    The canvas is then laid over the hull which is inverted on a couple of saw horses. The canvas is temporarily fastened at one end of the keelson (interior keel), stretched tight, then temporarily fastened at the other end of the keelson. Then starting at the center and working alternately from side to side and alternately toward each end, stretch the canvas taut and staple (tack) to the gunwale, working out any wrinkles as you go, and if necessary, restretching and restapling along the keel line. When you reach the point where the stems (bow and stern) begin their curve, stop stapling along the gunwale.

    You will then have to slit the canvas at the point where the stems begin, so the canvas can be drawn tight around the stems. After slitting the canvas, finish off one side of each stem, keeping the canvas taut while stappling or tacking the canvas to the stem and the gunwale. Trim the tacked canvas around the stem -- then do the other side, overlapping the canvas on the stem. When one end is finished, do the other.

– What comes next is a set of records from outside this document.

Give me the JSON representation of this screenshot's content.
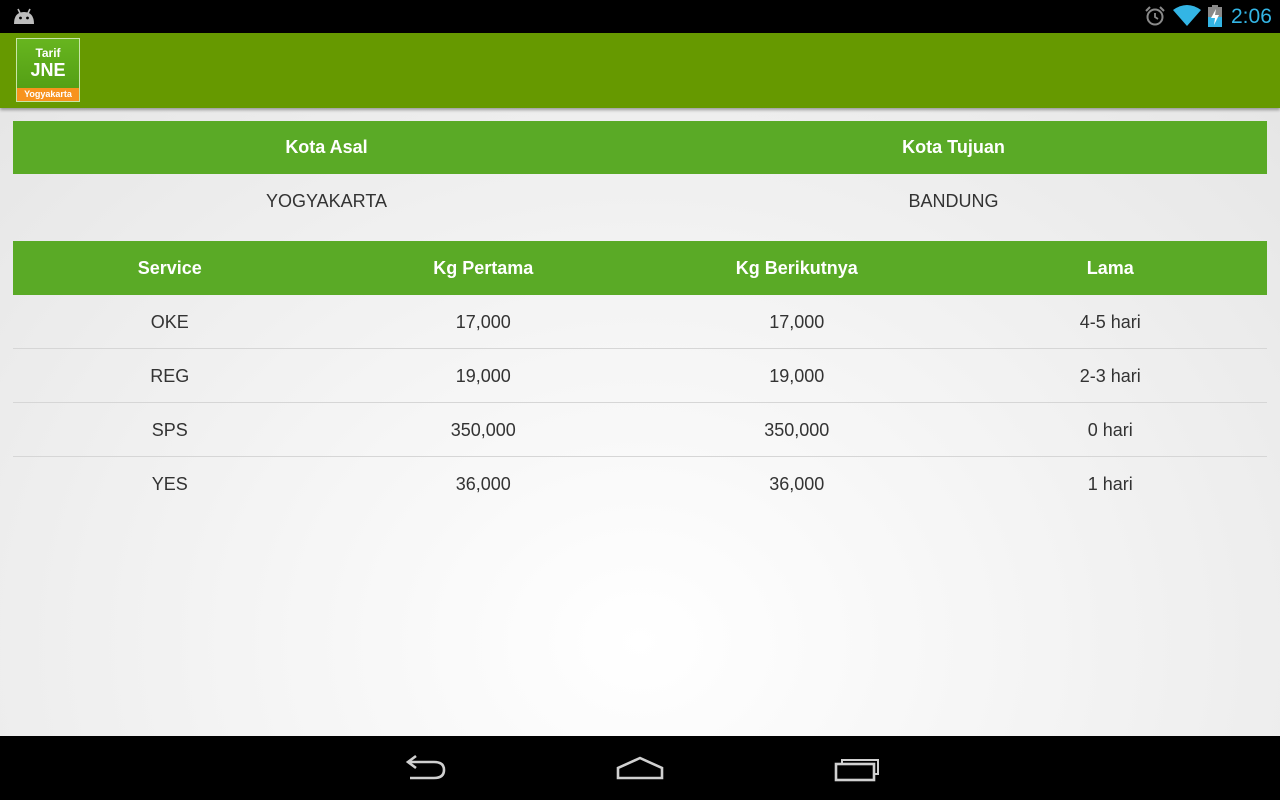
{
  "status_bar": {
    "time": "2:06",
    "accent_color": "#33b5e5",
    "icons": [
      "android-icon",
      "alarm-icon",
      "wifi-icon",
      "battery-charging-icon"
    ]
  },
  "action_bar": {
    "color": "#669900",
    "logo": {
      "top": "Tarif",
      "main": "JNE",
      "bottom": "Yogyakarta"
    }
  },
  "route": {
    "headers": [
      "Kota Asal",
      "Kota Tujuan"
    ],
    "values": [
      "YOGYAKARTA",
      "BANDUNG"
    ]
  },
  "tariff": {
    "header_color": "#5aaa26",
    "headers": [
      "Service",
      "Kg Pertama",
      "Kg Berikutnya",
      "Lama"
    ],
    "rows": [
      [
        "OKE",
        "17,000",
        "17,000",
        "4-5 hari"
      ],
      [
        "REG",
        "19,000",
        "19,000",
        "2-3 hari"
      ],
      [
        "SPS",
        "350,000",
        "350,000",
        "0 hari"
      ],
      [
        "YES",
        "36,000",
        "36,000",
        "1 hari"
      ]
    ]
  },
  "nav_bar": {
    "icons": [
      "back-icon",
      "home-icon",
      "recent-apps-icon"
    ]
  }
}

    The original Trailcraft instructions called for simply painting the canvas, though I believe some people have, prior to painting, filled the canvas with the traditional filler usually used for woo/canvas canoes. Using filler would add several pounds to the canoe, and would require up to a couple of months to cure. I did not use filler, and while the resulting skin was far from perfectly smooth (the texture of the canvas remained), the painted canvas was durable and water-tight. Once painted, outer rails (which your photos show to be missing from your canoe) should be fastened at the gunwales to cover the staples and tacks. These canoes were also designed to have an exterior keel which both protects the bottom of the canoe and (with the outer rails) adds some structural rigidity to the hull. On Trailcrafts, the outer rails and the keel, like the stringers, were some sort of mahogany. I expect that spruce, fir, ash, or most any boat-building wood would be fine. Varnish the rails and keel and you are done.

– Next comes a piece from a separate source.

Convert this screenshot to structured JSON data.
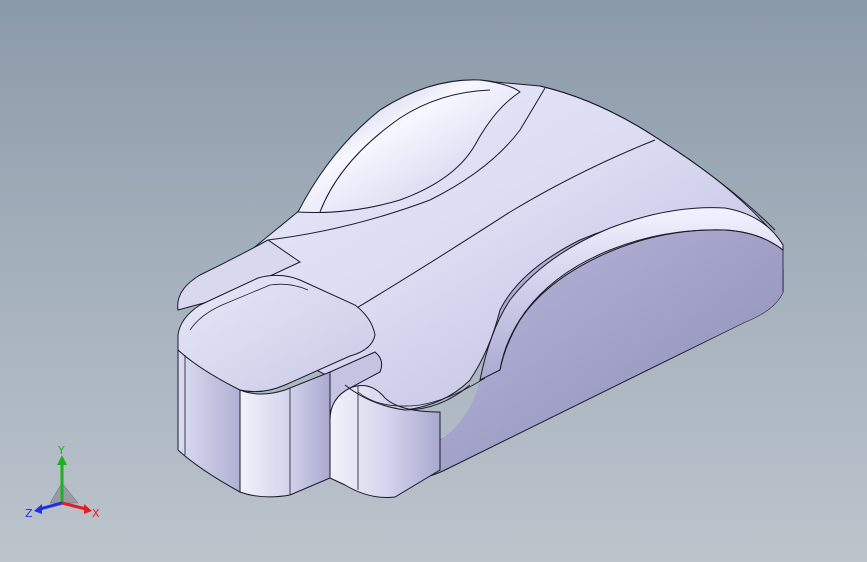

    These canoes are quite sturdy -- much more than you might think. Mine was car-topped around New England and Canada, usually used for day trips, and at least one time, on a camping trip in Nova Scotia.

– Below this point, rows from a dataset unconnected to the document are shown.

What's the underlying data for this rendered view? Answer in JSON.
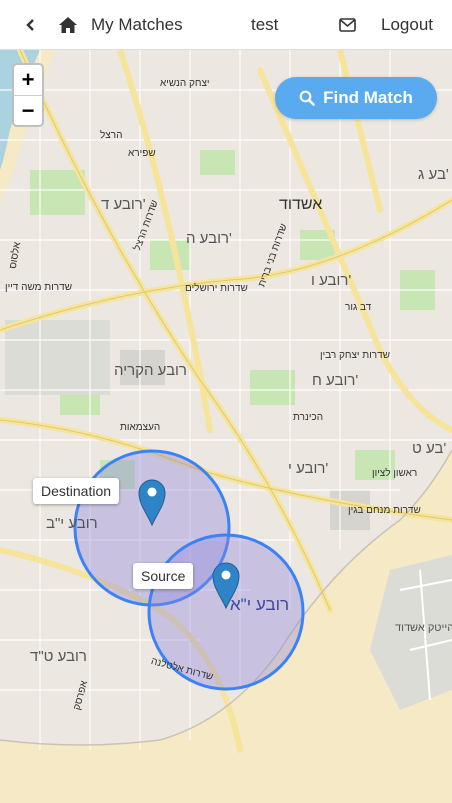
{
  "nav": {
    "back_label": "<",
    "my_matches": "My Matches",
    "username": "test",
    "logout": "Logout"
  },
  "map": {
    "zoom_in": "+",
    "zoom_out": "−",
    "find_match": "Find Match",
    "markers": {
      "destination": "Destination",
      "source": "Source"
    },
    "place_labels": {
      "ashdod": "אשדוד",
      "rova_heh": "רובע ה'",
      "rova_dalet": "רובע ד'",
      "rova_vav": "רובע ו'",
      "rova_kirya": "רובע הקריה",
      "rova_chet": "רובע ח'",
      "rova_yud": "רובע י'",
      "rova_yud_bet": "רובע י\"ב",
      "rova_yud_alef": "רובע י\"א",
      "rova_tet_dalet": "רובע ט\"ד",
      "rova_tet": "בע ט'",
      "rova_gimel": "בע ג'",
      "park_hitech": "פארק הייטק אשדוד"
    },
    "street_labels": {
      "s1": "שדרות ירושלים",
      "s2": "שדרות בני ברית",
      "s3": "שדרות מנחם בגין",
      "s4": "שדרות הרצל",
      "s5": "שדרות אלטלנה",
      "s6": "יצחק הנשיא",
      "s7": "שדרות יצחק רבין",
      "s8": "שדרות משה דיין",
      "s9": "ראשון לציון",
      "s10": "העצמאות",
      "s11": "אפרסק",
      "s12": "הכינרת",
      "s13": "דב גור",
      "s14": "שפירא",
      "s15": "הרצל",
      "s16": "אלסוס"
    }
  },
  "colors": {
    "circle_stroke": "#3b82f6",
    "circle_fill": "#8e86e0",
    "marker": "#2f84c8",
    "button": "#5aaaf0"
  }
}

    Your frame looks to be in good shape -- I would put a couple of coats of varnish on, and then as Todd says, a canvas skin (cheaper than more modern materials) and a couple of coats of house paint (or if you wish to be extravagant, something fancier, but not needed), and you are good to go -- a week, or at most, two weekends and the days between (allowing time for varnish and paint to dry) and you could be on the water.

  9. #9
    Join Date
    Apr 2008
    Location
    Oxford, MD in Chesapeake Bay
    Posts
    12

    Default Re: What to do with old canoe frame?

    Thank you all for your encouragement and helpful guidance, especially Greg and Ned.
    And P.I. Stazzer-Newt, thanks for unraveling the image posting problem for me.

    With all these positive thoughts from the forum now implanted in my brain, I’ll take up restoring the SOF canoe this winter. Right now projects on our small Garden-designed wooden motorsailer and restoration of a 37 yo, 9 ft cold molded sailboat are keeping me busy.

    I’ll research modern fabrics with next door neighbor who’s a sailmaker and post anything of interest. But it certainly appears that canvas or nylon have a long and very successful history.

    Thanks again.

    Jock B

  10. #10
    Join Date
    Jul 2000
    Location
    N.E. Connecticut.
    Posts
    3,396

    Default Re: What to do with old canoe frame?

    And another one




    After I put the frame back together it took some canvas we had at home and a $5.00 gallon of 'mistint' paint from our local paint store.

  11. #11
    Join Date
    Jul 2011
    Location
    Southern Missouri
    Posts
    681

    Default Re: What to do with old canoe frame?

    Yep, that's what I'd do, stretch canvas and paint it! Or, I started to say sell it to Bass Pro, but I see you're not in the USA. Sell it to a pub or resturant to hang on a wall. A sport goods store/clothing store could hand it up and hang clothes off of it for a display. Sell it to a commercial vendor as a unique way to display goods, otherwise...I'd use it.

Posting Permissions

  • You may not post new threads
  • You may not post replies
  • You may not post attachments
  • You may not edit your posts
  •